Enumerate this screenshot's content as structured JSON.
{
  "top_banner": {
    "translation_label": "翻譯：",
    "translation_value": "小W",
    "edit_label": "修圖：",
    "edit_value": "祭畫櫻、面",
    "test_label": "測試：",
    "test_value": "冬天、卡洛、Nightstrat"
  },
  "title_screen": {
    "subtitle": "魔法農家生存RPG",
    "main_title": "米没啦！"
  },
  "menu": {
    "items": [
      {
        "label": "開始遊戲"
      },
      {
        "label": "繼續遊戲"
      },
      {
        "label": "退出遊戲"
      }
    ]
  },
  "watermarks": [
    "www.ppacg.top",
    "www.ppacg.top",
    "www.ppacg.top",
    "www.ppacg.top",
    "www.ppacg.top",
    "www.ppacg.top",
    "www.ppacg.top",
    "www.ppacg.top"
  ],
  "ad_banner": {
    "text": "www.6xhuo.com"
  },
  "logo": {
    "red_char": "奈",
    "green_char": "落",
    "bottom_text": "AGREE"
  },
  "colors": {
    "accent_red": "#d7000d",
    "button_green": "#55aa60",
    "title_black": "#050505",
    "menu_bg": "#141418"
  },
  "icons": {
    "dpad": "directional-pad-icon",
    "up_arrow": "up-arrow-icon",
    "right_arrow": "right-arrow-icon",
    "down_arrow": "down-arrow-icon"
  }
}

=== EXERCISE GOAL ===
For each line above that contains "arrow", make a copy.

=== RESPONSE BOX ===
    "up_arrow": "up-arrow-icon",
    "right_arrow": "right-arrow-icon",
    "down_arrow": "down-arrow-icon"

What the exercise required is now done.